Seen to the left is the North Building and to the right Maguire Hall, the South Building, Mulledy Hall (now known as Freedom Hall), and Gervase Hall. All but one of these buildings still stand - the exception being the South Building which was razed in 1904 to make way for Ryan Hall.
This photograph can be dated because of the height of the towers on the North Building. In 1866, a new roof was put on the building and the towers were remodeled and built up an additional 30 feet.
Until 1891 and the opening of Riggs Library in Healy Hall, the College library was in Old North. A visitor in the 1880s described the Old North library as a spot of darkness and dust – a tangled garden where one came upon a treasure unexpectedly among clumps of weeds and enjoyed it all the more.
1. The candidate must be of good moral character, and not under 21 years of age.
2. He must have studied medicine not less than three years; during which he shall have attended two full courses of instruction delivered in some regular medical school, one of which shall have been in this institution . . .
Before the administration of Patrick Healy, the Medical Department and the Law Department (which opened in 1870) operated very independently from the College. Both were housed off-campus and were set up to be self-financing. Under this arrangement, faculty members shared the revenues from tuition and also bore the costs of operating the school. President Healy insisted that academic standards be raised in both Departments, lengthening their programs and mandating that written examinations be administered, as opposed to oral or no examinations.

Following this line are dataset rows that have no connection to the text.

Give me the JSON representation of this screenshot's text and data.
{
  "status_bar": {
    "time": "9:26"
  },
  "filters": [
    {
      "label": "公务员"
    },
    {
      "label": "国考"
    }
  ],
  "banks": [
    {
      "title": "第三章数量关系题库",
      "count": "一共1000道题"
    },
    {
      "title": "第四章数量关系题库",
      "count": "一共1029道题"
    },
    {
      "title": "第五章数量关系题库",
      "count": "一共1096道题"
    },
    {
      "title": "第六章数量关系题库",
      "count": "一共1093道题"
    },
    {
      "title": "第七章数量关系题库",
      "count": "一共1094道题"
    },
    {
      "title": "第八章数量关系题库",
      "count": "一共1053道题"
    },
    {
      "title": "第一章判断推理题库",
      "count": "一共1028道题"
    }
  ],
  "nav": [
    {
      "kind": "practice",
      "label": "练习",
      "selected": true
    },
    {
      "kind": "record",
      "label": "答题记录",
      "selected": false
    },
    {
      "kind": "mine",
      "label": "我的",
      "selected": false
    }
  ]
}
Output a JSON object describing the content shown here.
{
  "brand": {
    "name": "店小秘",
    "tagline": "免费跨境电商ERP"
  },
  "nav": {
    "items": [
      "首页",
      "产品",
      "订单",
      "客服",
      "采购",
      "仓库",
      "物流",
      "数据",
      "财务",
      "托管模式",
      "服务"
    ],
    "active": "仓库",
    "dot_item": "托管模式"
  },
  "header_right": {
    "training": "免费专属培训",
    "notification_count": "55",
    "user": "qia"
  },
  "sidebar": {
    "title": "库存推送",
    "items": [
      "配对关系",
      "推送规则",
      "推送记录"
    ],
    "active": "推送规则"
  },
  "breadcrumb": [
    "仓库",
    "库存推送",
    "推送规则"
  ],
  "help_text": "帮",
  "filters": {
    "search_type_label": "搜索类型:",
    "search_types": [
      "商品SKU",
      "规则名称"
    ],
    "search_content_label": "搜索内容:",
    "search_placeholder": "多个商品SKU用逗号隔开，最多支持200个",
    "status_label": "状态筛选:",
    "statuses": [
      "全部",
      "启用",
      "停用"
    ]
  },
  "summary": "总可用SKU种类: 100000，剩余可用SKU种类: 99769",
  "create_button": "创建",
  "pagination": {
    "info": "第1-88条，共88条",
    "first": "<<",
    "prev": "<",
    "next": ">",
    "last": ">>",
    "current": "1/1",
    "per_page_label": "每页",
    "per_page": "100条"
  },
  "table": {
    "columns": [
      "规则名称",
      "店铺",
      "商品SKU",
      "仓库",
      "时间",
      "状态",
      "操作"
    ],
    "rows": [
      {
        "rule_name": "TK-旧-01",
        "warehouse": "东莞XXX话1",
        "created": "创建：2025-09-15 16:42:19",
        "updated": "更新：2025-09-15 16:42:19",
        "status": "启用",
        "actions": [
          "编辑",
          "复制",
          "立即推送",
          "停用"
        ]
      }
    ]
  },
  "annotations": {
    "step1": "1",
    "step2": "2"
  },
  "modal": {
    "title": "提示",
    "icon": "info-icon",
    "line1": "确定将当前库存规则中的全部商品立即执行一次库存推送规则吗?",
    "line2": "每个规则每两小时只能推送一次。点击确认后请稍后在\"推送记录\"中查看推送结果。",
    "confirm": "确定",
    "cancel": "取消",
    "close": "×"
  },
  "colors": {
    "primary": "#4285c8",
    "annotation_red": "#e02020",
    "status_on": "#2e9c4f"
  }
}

Degrees were awarded to five undergraduate and seven graduate students, including one from Ireland. The length of the ceremony, 9 a.m.-3 p.m., was added at the bottom in a later, unknown hand. Most of the time was occupied by music and by the reading of poems and speeches by students. One of the students listed on the program, Robert M. Douglas, the son of Stephen A. Douglas, later served on the North Carolina Supreme Court.
Note that while the names of the student speakers are listed on the program, the names of the graduates are not.
22 . . . Boys had holliday [sic] in the evening to go to a base-ball match . . .
While very little detail is provided, this reference appears to be the earliest one in the University Archives to the playing of baseball by Georgetown students. R. Emmett Curran notes in his History of Georgetown that: Although the sport [baseball] was played in both Northern and Southern cities well before 1861, the Civil War may have inadvertently made baseball truly the national past-time since it was much played in Northern and Southern military camps alike throughout the conflict. After the Civil War, baseball clubs were formed across the country. Many colleges established teams, Georgetown among them.
The George Washington University Archives include an account in a diary kept by student George Coffin of a slightly earlier baseball game, played against Georgetown on June 5, 1866. According to the diary: The Georgetown nine made, in the 9 innings, 24 runs to 9, made by our boys.
St. Cecilia is the patron saint of musicians and church music. The College choir formed the St. Cecilia Society in the 1850s and held their annual celebration on St. Cecilia’s Day (November 22), performing in the refectory.
In 1853, a dramatic troupe was officially established on campus. No tickets were printed for the Association's early productions; plays were seen by invitation only and an Invitation Committee compiled guest lists and sent out invitations.
Curated by Lynn Conway, University Archivist